==== Input data
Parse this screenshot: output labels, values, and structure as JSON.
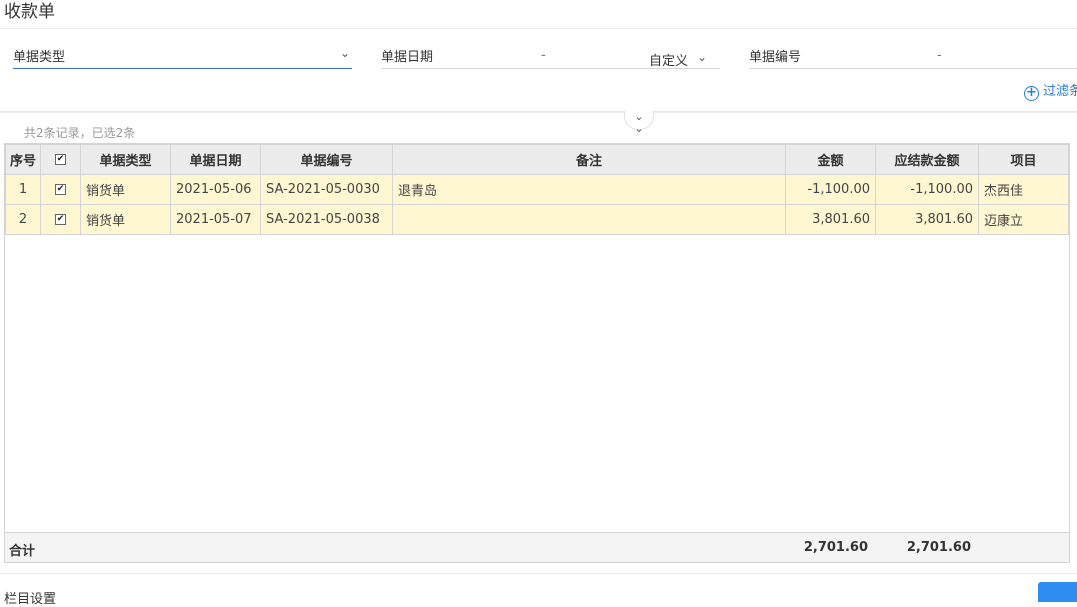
{
  "page": {
    "title": "收款单"
  },
  "filters": {
    "type": {
      "label": "单据类型"
    },
    "date": {
      "label": "单据日期",
      "dash": "-",
      "range_mode": "自定义"
    },
    "number": {
      "label": "单据编号",
      "dash": "-"
    },
    "filter_button": "过滤条"
  },
  "summary": "共2条记录，已选2条",
  "table": {
    "headers": [
      "序号",
      "",
      "单据类型",
      "单据日期",
      "单据编号",
      "备注",
      "金额",
      "应结款金额",
      "项目"
    ],
    "rows": [
      {
        "idx": "1",
        "checked": true,
        "type": "销货单",
        "date": "2021-05-06",
        "number": "SA-2021-05-0030",
        "note": "退青岛",
        "amount": "-1,100.00",
        "due": "-1,100.00",
        "project": "杰西佳"
      },
      {
        "idx": "2",
        "checked": true,
        "type": "销货单",
        "date": "2021-05-07",
        "number": "SA-2021-05-0038",
        "note": "",
        "amount": "3,801.60",
        "due": "3,801.60",
        "project": "迈康立"
      }
    ],
    "totals": {
      "label": "合计",
      "amount": "2,701.60",
      "due": "2,701.60"
    }
  },
  "footer": {
    "label": "栏目设置"
  },
  "colors": {
    "accent": "#2a7ae2",
    "row_highlight": "#fff6d2",
    "negative": "#e00000"
  }
}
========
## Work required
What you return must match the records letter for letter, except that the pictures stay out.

## Response box
Parse this screenshot: output labels, values, and structure as JSON.
{
  "page": {
    "title": "收款单"
  },
  "filters": {
    "type": {
      "label": "单据类型"
    },
    "date": {
      "label": "单据日期",
      "dash": "-",
      "range_mode": "自定义"
    },
    "number": {
      "label": "单据编号",
      "dash": "-"
    },
    "filter_button": "过滤条"
  },
  "summary": "共2条记录，已选2条",
  "table": {
    "headers": [
      "序号",
      "",
      "单据类型",
      "单据日期",
      "单据编号",
      "备注",
      "金额",
      "应结款金额",
      "项目"
    ],
    "rows": [
      {
        "idx": "1",
        "checked": true,
        "type": "销货单",
        "date": "2021-05-06",
        "number": "SA-2021-05-0030",
        "note": "退青岛",
        "amount": "-1,100.00",
        "due": "-1,100.00",
        "project": "杰西佳"
      },
      {
        "idx": "2",
        "checked": true,
        "type": "销货单",
        "date": "2021-05-07",
        "number": "SA-2021-05-0038",
        "note": "",
        "amount": "3,801.60",
        "due": "3,801.60",
        "project": "迈康立"
      }
    ],
    "totals": {
      "label": "合计",
      "amount": "2,701.60",
      "due": "2,701.60"
    }
  },
  "footer": {
    "label": "栏目设置"
  },
  "colors": {
    "accent": "#2a7ae2",
    "row_highlight": "#fff6d2",
    "negative": "#e00000"
  }
}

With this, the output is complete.